Start of DATA PROVIDED

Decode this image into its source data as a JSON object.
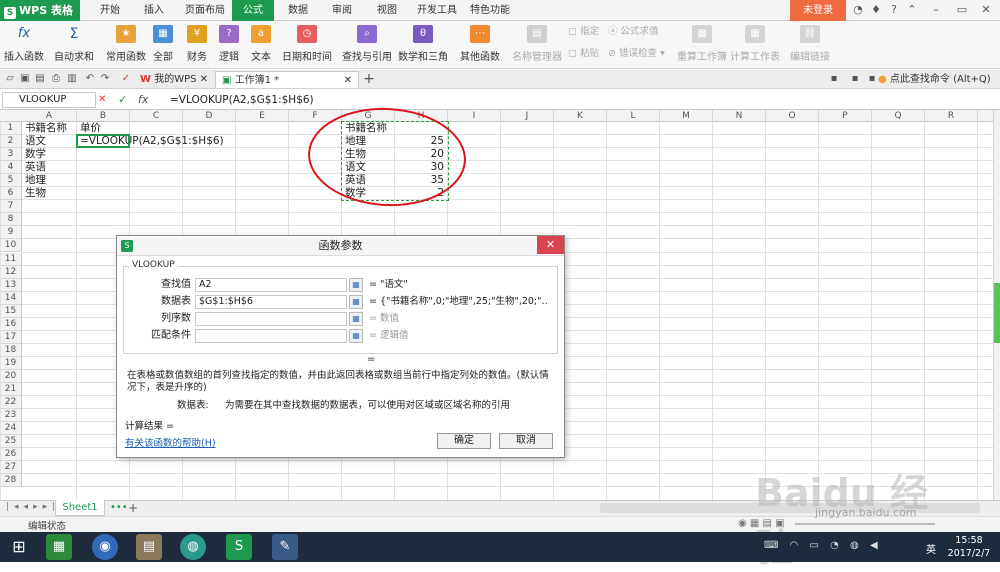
{
  "app": {
    "name": "WPS 表格",
    "login": "未登录"
  },
  "menu_tabs": [
    "开始",
    "插入",
    "页面布局",
    "公式",
    "数据",
    "审阅",
    "视图",
    "开发工具",
    "特色功能"
  ],
  "ribbon": {
    "insert_function": "插入函数",
    "autosum": "自动求和",
    "common": "常用函数",
    "all": "全部",
    "finance": "财务",
    "logic": "逻辑",
    "text": "文本",
    "datetime": "日期和时间",
    "lookup": "查找与引用",
    "math": "数学和三角",
    "other": "其他函数",
    "name_manager": "名称管理器",
    "specify": "指定",
    "paste": "粘贴",
    "formula_eval": "公式求值",
    "error_check": "错误检查",
    "recalc_book": "重算工作簿",
    "calc_sheet": "计算工作表",
    "edit_links": "编辑链接"
  },
  "doc_tabs": {
    "my_wps": "我的WPS",
    "workbook": "工作簿1 *",
    "help_search": "点此查找命令 (Alt+Q)"
  },
  "formula_bar": {
    "name_box": "VLOOKUP",
    "cancel": "✕",
    "confirm": "✓",
    "fx": "fx",
    "formula": "=VLOOKUP(A2,$G$1:$H$6)"
  },
  "columns": [
    "A",
    "B",
    "C",
    "D",
    "E",
    "F",
    "G",
    "H",
    "I",
    "J",
    "K",
    "L",
    "M",
    "N",
    "O",
    "P",
    "Q",
    "R"
  ],
  "rows": [
    "1",
    "2",
    "3",
    "4",
    "5",
    "6",
    "7",
    "8",
    "9",
    "10",
    "11",
    "12",
    "13",
    "14",
    "15",
    "16",
    "17",
    "18",
    "19",
    "20",
    "21",
    "22",
    "23",
    "24",
    "25",
    "26",
    "27",
    "28"
  ],
  "cells": {
    "A1": "书籍名称",
    "B1": "单价",
    "A2": "语文",
    "B2": "=VLOOKUP(A2,$G$1:$H$6)",
    "A3": "数学",
    "A4": "英语",
    "A5": "地理",
    "A6": "生物",
    "G1": "书籍名称",
    "G2": "地理",
    "H2": "25",
    "G3": "生物",
    "H3": "20",
    "G4": "语文",
    "H4": "30",
    "G5": "英语",
    "H5": "35",
    "G6": "数学",
    "H6": "2"
  },
  "sheet": {
    "tab": "Sheet1",
    "status": "编辑状态"
  },
  "dialog": {
    "title": "函数参数",
    "group": "VLOOKUP",
    "params": [
      {
        "label": "查找值",
        "value": "A2",
        "result": "= \"语文\""
      },
      {
        "label": "数据表",
        "value": "$G$1:$H$6",
        "result": "= {\"书籍名称\",0;\"地理\",25;\"生物\",20;\"…"
      },
      {
        "label": "列序数",
        "value": "",
        "result": "= 数值"
      },
      {
        "label": "匹配条件",
        "value": "",
        "result": "= 逻辑值"
      }
    ],
    "equals": "=",
    "desc": "在表格或数值数组的首列查找指定的数值，并由此返回表格或数组当前行中指定列处的数值。(默认情况下，表是升序的)",
    "param_desc_label": "数据表:",
    "param_desc": "为需要在其中查找数据的数据表，可以使用对区域或区域名称的引用",
    "calc_result": "计算结果 =",
    "help_link": "有关该函数的帮助(H)",
    "ok": "确定",
    "cancel": "取消"
  },
  "taskbar": {
    "time": "15:58",
    "date": "2017/2/7",
    "ime": "英"
  },
  "watermark": "Baidu 经验",
  "watermark_url": "jingyan.baidu.com",
  "colors": {
    "accent": "#1e9a4e",
    "login": "#ef6a3c",
    "annotation": "#d8141c"
  }
}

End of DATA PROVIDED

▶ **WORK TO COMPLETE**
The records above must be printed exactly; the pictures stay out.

▶ **EXERCISE RESULT**
Decode this image into its source data as a JSON object.
{
  "app": {
    "name": "WPS 表格",
    "login": "未登录"
  },
  "menu_tabs": [
    "开始",
    "插入",
    "页面布局",
    "公式",
    "数据",
    "审阅",
    "视图",
    "开发工具",
    "特色功能"
  ],
  "ribbon": {
    "insert_function": "插入函数",
    "autosum": "自动求和",
    "common": "常用函数",
    "all": "全部",
    "finance": "财务",
    "logic": "逻辑",
    "text": "文本",
    "datetime": "日期和时间",
    "lookup": "查找与引用",
    "math": "数学和三角",
    "other": "其他函数",
    "name_manager": "名称管理器",
    "specify": "指定",
    "paste": "粘贴",
    "formula_eval": "公式求值",
    "error_check": "错误检查",
    "recalc_book": "重算工作簿",
    "calc_sheet": "计算工作表",
    "edit_links": "编辑链接"
  },
  "doc_tabs": {
    "my_wps": "我的WPS",
    "workbook": "工作簿1 *",
    "help_search": "点此查找命令 (Alt+Q)"
  },
  "formula_bar": {
    "name_box": "VLOOKUP",
    "cancel": "✕",
    "confirm": "✓",
    "fx": "fx",
    "formula": "=VLOOKUP(A2,$G$1:$H$6)"
  },
  "columns": [
    "A",
    "B",
    "C",
    "D",
    "E",
    "F",
    "G",
    "H",
    "I",
    "J",
    "K",
    "L",
    "M",
    "N",
    "O",
    "P",
    "Q",
    "R"
  ],
  "rows": [
    "1",
    "2",
    "3",
    "4",
    "5",
    "6",
    "7",
    "8",
    "9",
    "10",
    "11",
    "12",
    "13",
    "14",
    "15",
    "16",
    "17",
    "18",
    "19",
    "20",
    "21",
    "22",
    "23",
    "24",
    "25",
    "26",
    "27",
    "28"
  ],
  "cells": {
    "A1": "书籍名称",
    "B1": "单价",
    "A2": "语文",
    "B2": "=VLOOKUP(A2,$G$1:$H$6)",
    "A3": "数学",
    "A4": "英语",
    "A5": "地理",
    "A6": "生物",
    "G1": "书籍名称",
    "G2": "地理",
    "H2": "25",
    "G3": "生物",
    "H3": "20",
    "G4": "语文",
    "H4": "30",
    "G5": "英语",
    "H5": "35",
    "G6": "数学",
    "H6": "2"
  },
  "sheet": {
    "tab": "Sheet1",
    "status": "编辑状态"
  },
  "dialog": {
    "title": "函数参数",
    "group": "VLOOKUP",
    "params": [
      {
        "label": "查找值",
        "value": "A2",
        "result": "= \"语文\""
      },
      {
        "label": "数据表",
        "value": "$G$1:$H$6",
        "result": "= {\"书籍名称\",0;\"地理\",25;\"生物\",20;\"…"
      },
      {
        "label": "列序数",
        "value": "",
        "result": "= 数值"
      },
      {
        "label": "匹配条件",
        "value": "",
        "result": "= 逻辑值"
      }
    ],
    "equals": "=",
    "desc": "在表格或数值数组的首列查找指定的数值，并由此返回表格或数组当前行中指定列处的数值。(默认情况下，表是升序的)",
    "param_desc_label": "数据表:",
    "param_desc": "为需要在其中查找数据的数据表，可以使用对区域或区域名称的引用",
    "calc_result": "计算结果 =",
    "help_link": "有关该函数的帮助(H)",
    "ok": "确定",
    "cancel": "取消"
  },
  "taskbar": {
    "time": "15:58",
    "date": "2017/2/7",
    "ime": "英"
  },
  "watermark": "Baidu 经验",
  "watermark_url": "jingyan.baidu.com",
  "colors": {
    "accent": "#1e9a4e",
    "login": "#ef6a3c",
    "annotation": "#d8141c"
  }
}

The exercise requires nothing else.